  • the impact in each state of the clinic services that Medicaid helps to support, including unintended pregnancies, births and abortions averted by these services; and estimated increases in unintended pregnancy, abortion and teen pregnancy that would occur in the absence of these services.

The set of 51 state-level fact sheets (including the District of Columbia) also offers a wealth of additional information from states that have used various strategies to provide Medicaid family planning services for clients with incomes well above the states' cut-offs for Medicaid eligibility overall. Together, these expansions (currently in place in about half the states) constituted 36% of total Medicaid family planning expenditures in fiscal year 2010 and serve about 2.7 million clients annually.
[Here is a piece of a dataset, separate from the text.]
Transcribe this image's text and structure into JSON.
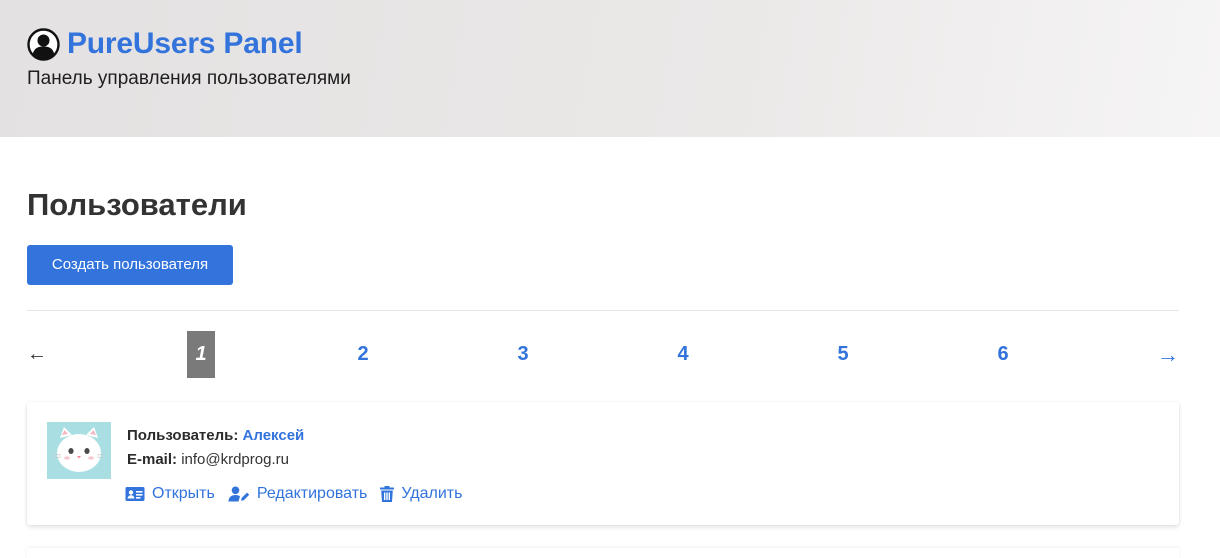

The fact sheets include national background on these expansions and, where available, state-specific indicators such as:

  • information on streamlined enrollment strategies used in expansion states;
  • findings on the impact of expanded coverage; and
  • estimates of the potential gains foregone by states that have not expanded services or have not made full use of their authority to expand

"The fact sheets underscore the extent to which Medicaid is and will remain a critical source of family planning services in every state," says Adam Sonfield, senior public policy associate at Guttmacher. "As detailed in these fact sheets and documented in numerous studies, Medicaid is essential in addressing the vital needs of millions of low-income women and couples—and, in doing so, it pays considerable dividends for individuals, families, government and society as a whole."

Click here for "The Central Role of Medicaid in the Nation's Family Planning Effort," by Adam Sonfield.

Also see these additional resources:

Facts on Publicly Funded Contraceptive Services in the United States
Estimating the Impact of Expanding Medicaid Eligibility For Family Planning Services: 2011 Update
Medicaid Family Planning Expansions: Lessons Learned and Implications for the Future
Guttmacher's State Center
Guttmacher's Data Center